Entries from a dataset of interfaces
+-------+
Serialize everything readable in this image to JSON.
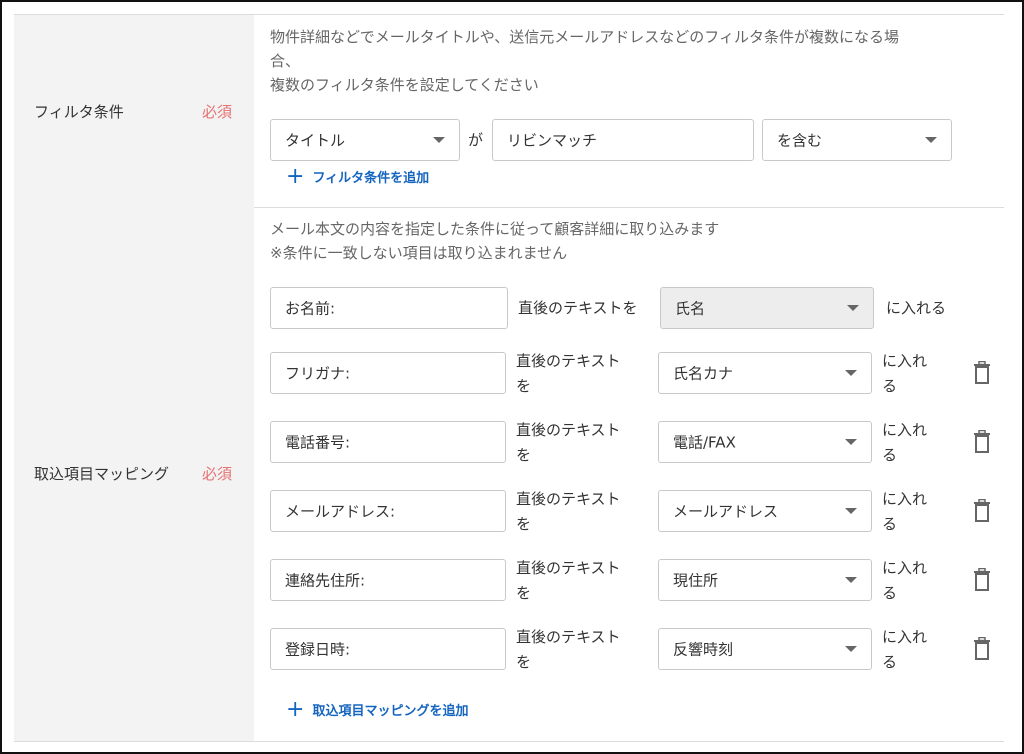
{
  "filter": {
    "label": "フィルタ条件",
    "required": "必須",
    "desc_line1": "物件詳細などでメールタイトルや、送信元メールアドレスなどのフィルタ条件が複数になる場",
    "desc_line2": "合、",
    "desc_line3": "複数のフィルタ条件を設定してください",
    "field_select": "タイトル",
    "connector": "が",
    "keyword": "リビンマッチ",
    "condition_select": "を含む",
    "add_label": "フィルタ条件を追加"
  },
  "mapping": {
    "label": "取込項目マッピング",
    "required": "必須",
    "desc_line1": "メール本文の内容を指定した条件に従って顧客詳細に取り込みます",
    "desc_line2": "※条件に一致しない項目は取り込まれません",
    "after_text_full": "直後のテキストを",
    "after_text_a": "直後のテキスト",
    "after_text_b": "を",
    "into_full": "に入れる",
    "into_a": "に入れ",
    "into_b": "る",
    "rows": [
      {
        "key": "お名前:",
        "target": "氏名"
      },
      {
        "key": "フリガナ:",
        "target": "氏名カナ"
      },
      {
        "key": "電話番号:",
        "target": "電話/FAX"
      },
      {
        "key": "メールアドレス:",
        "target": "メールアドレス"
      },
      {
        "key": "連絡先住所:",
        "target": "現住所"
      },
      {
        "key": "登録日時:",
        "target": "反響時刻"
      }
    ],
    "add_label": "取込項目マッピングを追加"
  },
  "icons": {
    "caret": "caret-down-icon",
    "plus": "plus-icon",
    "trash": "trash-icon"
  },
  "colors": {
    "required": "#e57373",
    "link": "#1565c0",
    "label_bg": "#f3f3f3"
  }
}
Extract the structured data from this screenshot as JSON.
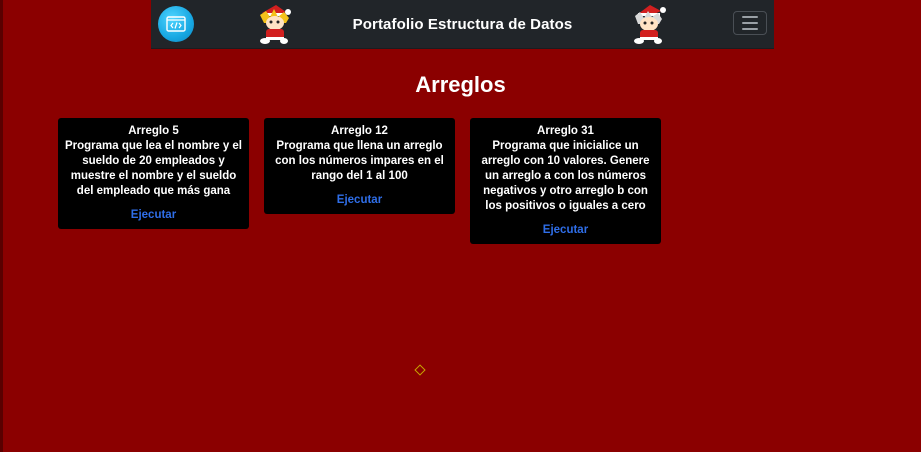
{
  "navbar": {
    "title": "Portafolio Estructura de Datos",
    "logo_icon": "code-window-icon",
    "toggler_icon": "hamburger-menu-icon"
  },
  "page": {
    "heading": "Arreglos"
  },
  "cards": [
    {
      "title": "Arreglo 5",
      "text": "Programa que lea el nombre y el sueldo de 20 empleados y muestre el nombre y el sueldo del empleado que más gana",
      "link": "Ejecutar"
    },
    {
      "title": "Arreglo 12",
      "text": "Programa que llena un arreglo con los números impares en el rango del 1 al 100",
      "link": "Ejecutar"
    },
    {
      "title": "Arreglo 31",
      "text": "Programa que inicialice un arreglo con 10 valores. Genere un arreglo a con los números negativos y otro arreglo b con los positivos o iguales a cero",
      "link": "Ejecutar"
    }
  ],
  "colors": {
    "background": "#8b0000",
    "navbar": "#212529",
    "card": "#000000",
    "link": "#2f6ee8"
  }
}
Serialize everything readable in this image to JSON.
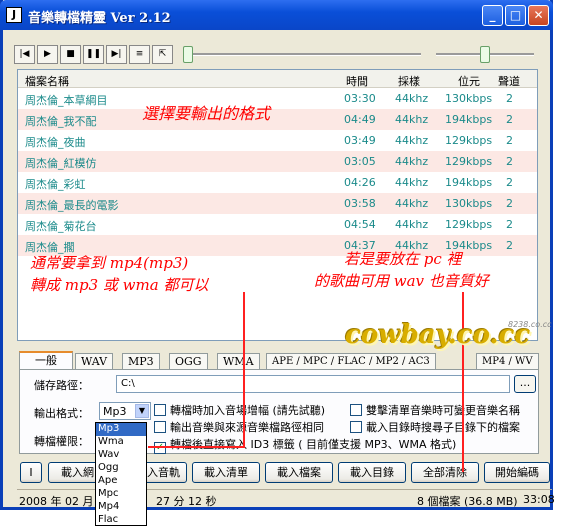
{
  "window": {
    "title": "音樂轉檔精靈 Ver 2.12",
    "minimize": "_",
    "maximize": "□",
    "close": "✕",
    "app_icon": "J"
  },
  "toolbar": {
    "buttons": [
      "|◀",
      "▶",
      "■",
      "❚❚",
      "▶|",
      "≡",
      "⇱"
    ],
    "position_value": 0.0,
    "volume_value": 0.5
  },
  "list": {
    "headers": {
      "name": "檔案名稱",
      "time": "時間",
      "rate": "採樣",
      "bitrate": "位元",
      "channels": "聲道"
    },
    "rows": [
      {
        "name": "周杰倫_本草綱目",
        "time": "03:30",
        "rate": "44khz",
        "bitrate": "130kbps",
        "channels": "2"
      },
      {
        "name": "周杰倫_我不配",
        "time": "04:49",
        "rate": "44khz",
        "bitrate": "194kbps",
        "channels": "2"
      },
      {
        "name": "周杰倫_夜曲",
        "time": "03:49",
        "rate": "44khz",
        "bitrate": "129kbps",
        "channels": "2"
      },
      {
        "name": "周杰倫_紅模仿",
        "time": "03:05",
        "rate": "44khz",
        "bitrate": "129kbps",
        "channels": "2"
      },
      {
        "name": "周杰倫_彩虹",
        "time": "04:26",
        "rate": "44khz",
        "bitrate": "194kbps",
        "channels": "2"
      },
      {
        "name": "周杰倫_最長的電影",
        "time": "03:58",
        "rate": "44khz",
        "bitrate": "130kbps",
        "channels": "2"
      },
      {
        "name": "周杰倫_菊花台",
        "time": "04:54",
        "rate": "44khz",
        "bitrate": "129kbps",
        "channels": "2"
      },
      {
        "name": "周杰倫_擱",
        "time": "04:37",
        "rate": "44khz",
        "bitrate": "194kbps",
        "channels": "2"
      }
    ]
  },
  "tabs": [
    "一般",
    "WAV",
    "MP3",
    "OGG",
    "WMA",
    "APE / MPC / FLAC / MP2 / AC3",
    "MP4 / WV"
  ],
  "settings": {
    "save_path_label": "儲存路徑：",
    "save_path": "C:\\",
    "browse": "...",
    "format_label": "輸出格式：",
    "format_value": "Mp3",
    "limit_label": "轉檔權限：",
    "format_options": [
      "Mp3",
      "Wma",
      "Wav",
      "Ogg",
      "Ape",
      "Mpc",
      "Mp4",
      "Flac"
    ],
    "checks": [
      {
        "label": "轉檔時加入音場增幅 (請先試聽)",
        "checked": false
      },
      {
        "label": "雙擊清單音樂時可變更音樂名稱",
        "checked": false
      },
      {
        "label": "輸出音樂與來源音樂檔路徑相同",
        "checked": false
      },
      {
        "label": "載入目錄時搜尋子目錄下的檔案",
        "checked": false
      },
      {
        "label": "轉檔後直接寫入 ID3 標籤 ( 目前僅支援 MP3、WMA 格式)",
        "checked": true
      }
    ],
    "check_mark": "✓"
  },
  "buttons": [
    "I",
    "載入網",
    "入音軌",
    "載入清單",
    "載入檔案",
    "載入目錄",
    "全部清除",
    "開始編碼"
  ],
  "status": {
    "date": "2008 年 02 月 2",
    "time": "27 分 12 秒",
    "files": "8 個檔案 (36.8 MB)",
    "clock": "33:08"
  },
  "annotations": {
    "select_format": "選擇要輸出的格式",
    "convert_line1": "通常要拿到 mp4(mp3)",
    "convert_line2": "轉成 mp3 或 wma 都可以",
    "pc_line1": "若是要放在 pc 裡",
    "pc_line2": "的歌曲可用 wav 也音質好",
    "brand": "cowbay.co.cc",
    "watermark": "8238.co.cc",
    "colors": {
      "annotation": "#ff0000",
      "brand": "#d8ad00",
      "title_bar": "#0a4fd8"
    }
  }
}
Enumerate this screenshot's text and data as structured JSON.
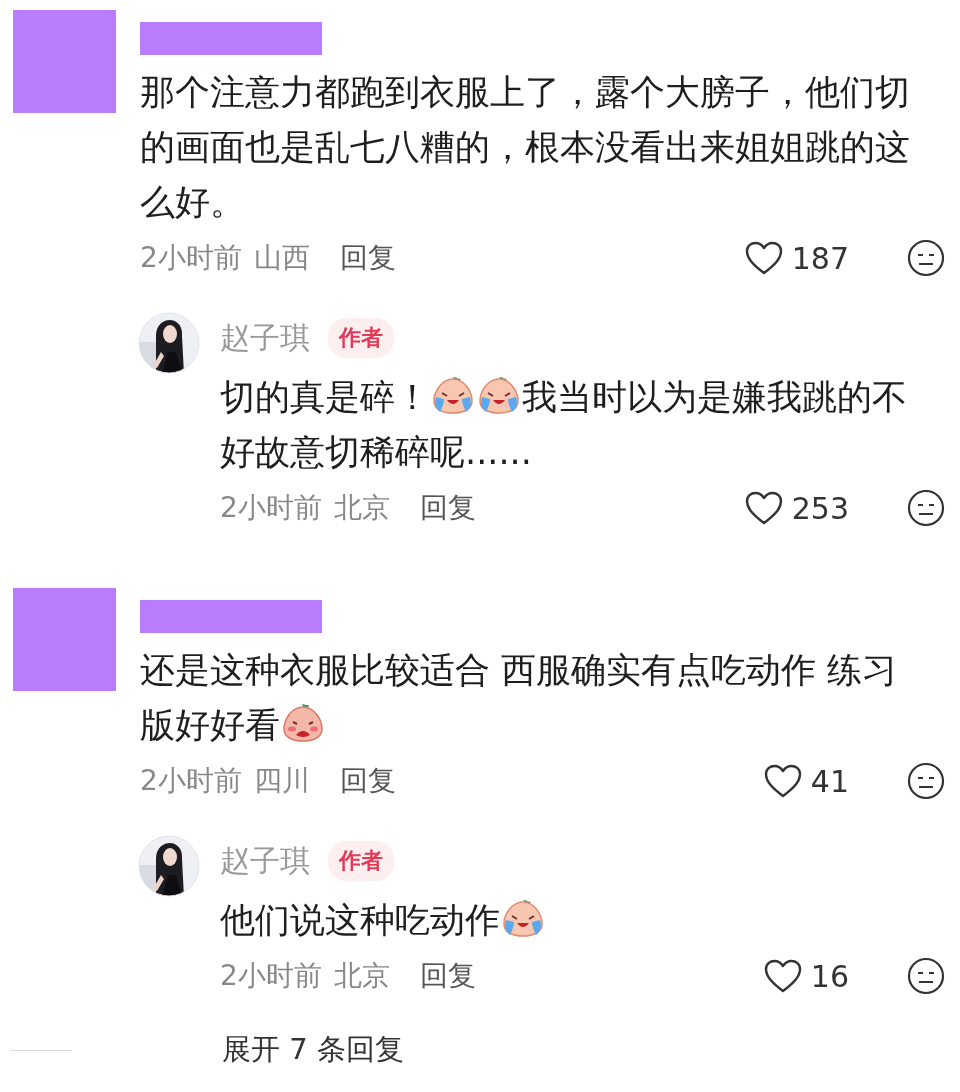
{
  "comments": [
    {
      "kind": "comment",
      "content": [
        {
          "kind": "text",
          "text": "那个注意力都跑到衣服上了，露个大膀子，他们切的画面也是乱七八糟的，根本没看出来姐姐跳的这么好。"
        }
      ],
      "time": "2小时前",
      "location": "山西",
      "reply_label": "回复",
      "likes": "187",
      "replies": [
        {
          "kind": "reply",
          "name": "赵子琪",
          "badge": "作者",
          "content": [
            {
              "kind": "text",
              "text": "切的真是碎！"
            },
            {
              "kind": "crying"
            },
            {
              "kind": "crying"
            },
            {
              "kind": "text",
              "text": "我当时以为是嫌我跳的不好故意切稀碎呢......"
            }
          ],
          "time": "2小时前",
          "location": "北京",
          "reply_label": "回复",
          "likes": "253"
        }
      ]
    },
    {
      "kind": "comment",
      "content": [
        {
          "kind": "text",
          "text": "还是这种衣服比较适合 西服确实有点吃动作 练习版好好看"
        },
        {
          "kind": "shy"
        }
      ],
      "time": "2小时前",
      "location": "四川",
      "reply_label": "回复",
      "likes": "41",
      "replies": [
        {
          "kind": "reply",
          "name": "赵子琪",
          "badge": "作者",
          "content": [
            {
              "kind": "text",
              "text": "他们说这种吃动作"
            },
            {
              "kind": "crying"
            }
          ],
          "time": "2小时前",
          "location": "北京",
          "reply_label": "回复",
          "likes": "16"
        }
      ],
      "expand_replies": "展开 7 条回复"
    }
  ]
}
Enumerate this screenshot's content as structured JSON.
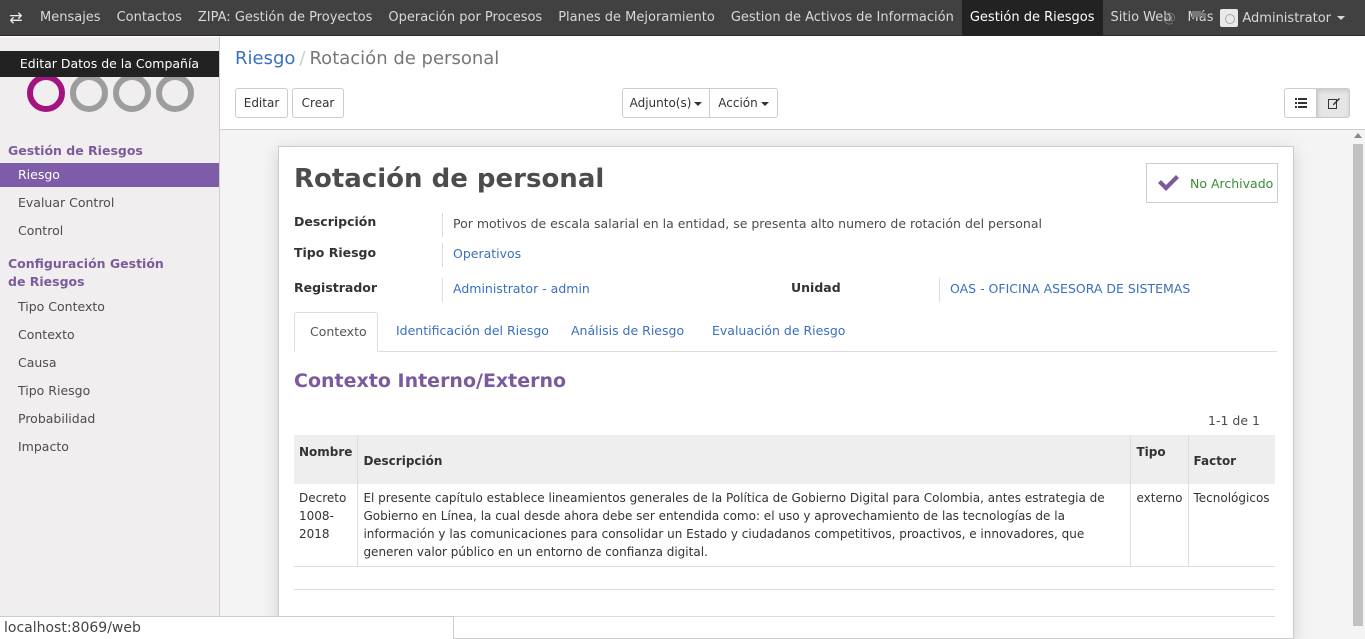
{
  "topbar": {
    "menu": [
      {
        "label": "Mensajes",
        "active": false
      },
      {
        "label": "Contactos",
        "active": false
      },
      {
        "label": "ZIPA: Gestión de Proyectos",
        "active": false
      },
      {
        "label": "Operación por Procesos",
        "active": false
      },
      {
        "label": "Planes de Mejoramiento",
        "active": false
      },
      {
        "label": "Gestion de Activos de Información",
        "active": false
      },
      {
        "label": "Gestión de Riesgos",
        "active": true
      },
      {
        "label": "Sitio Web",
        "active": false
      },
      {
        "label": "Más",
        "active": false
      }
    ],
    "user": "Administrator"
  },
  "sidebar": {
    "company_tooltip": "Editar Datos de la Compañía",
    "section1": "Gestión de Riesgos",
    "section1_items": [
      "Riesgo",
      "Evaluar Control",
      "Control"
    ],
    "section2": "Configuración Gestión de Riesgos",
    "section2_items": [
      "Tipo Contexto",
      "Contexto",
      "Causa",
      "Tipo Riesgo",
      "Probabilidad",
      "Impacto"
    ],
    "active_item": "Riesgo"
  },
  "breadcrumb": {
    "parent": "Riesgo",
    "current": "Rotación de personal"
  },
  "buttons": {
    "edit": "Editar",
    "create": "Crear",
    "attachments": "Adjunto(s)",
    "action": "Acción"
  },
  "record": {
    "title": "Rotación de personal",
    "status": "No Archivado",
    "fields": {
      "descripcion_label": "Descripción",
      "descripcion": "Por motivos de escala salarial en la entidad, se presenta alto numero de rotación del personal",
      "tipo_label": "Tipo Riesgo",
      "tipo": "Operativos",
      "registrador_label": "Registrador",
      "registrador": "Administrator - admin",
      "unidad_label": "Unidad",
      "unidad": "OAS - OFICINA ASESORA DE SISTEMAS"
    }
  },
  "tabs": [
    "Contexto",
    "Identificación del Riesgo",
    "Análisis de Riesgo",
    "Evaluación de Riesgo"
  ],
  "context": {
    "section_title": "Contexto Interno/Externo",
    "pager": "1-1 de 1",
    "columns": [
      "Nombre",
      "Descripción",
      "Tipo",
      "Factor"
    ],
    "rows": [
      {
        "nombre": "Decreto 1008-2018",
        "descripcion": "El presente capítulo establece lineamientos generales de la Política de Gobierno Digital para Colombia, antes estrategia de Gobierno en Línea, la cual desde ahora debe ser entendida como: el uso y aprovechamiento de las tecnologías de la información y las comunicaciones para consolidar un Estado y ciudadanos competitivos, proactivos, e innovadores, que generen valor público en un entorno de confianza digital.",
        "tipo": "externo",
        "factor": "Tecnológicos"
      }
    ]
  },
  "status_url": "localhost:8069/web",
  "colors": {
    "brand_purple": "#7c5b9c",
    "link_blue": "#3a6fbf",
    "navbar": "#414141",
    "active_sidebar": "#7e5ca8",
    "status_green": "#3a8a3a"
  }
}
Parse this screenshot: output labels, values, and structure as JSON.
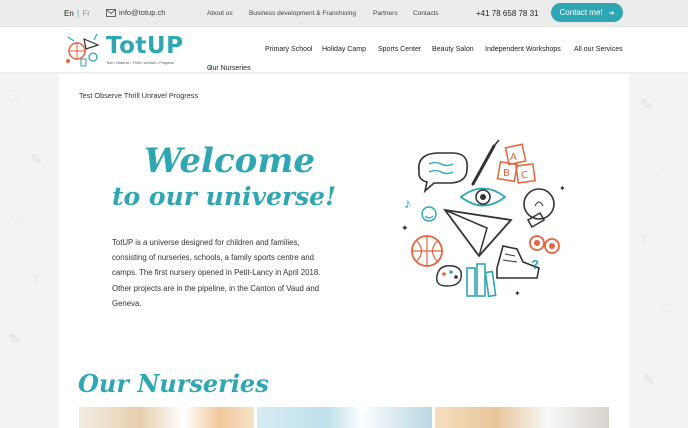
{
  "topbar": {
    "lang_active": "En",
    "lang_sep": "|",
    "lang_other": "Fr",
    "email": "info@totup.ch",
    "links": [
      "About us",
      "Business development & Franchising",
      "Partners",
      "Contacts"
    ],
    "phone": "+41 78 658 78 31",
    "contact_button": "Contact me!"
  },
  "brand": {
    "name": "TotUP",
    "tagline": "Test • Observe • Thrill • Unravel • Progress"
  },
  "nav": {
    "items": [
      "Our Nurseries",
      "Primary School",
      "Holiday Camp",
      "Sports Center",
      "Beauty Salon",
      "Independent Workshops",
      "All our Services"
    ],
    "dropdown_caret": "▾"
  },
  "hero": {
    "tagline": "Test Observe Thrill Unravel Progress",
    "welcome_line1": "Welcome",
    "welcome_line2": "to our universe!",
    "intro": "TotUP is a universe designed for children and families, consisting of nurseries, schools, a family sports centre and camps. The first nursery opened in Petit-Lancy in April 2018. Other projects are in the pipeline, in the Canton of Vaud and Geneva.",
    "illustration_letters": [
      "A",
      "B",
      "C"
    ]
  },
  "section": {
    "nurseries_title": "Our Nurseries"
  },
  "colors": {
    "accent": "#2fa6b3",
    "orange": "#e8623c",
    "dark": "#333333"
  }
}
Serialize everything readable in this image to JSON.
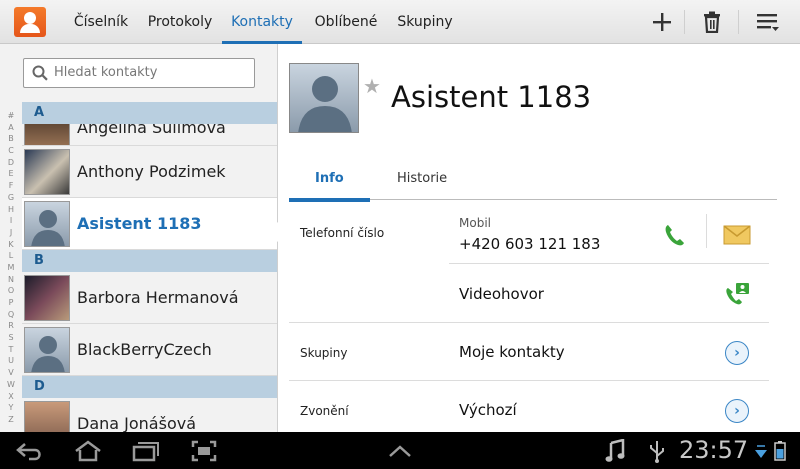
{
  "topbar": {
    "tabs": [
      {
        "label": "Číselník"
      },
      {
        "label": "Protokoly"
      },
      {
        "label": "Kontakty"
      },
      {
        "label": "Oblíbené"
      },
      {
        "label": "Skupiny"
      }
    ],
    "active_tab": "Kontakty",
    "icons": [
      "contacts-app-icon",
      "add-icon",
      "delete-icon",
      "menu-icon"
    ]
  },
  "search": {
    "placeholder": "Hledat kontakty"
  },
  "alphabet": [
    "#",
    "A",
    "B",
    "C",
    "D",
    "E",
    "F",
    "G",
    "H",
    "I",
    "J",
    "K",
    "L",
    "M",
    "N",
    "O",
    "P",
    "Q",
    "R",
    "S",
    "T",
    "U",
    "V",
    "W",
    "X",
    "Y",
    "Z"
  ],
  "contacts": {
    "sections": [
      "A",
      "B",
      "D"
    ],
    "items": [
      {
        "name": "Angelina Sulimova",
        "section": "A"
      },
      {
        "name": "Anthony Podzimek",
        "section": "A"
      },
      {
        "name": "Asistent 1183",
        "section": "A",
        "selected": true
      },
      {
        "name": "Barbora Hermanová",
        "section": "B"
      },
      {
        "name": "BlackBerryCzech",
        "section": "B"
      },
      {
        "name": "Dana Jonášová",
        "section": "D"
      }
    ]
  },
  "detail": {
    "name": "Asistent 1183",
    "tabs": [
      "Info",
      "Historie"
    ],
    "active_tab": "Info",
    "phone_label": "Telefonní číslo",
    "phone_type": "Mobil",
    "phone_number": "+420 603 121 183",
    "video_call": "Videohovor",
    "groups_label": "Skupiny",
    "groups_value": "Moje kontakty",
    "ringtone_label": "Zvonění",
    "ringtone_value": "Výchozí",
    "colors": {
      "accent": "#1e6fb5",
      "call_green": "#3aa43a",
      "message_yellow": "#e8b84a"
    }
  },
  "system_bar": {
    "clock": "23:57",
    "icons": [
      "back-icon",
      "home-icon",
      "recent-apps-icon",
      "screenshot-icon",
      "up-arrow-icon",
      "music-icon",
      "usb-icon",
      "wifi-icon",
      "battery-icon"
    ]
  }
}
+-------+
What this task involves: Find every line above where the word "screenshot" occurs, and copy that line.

Response to the exercise:
Extract the structured data from this screenshot as JSON.
Enumerate this screenshot's text and data as structured JSON.
Enumerate this screenshot's content as structured JSON.
Parse this screenshot: output labels, values, and structure as JSON.
      "screenshot-icon",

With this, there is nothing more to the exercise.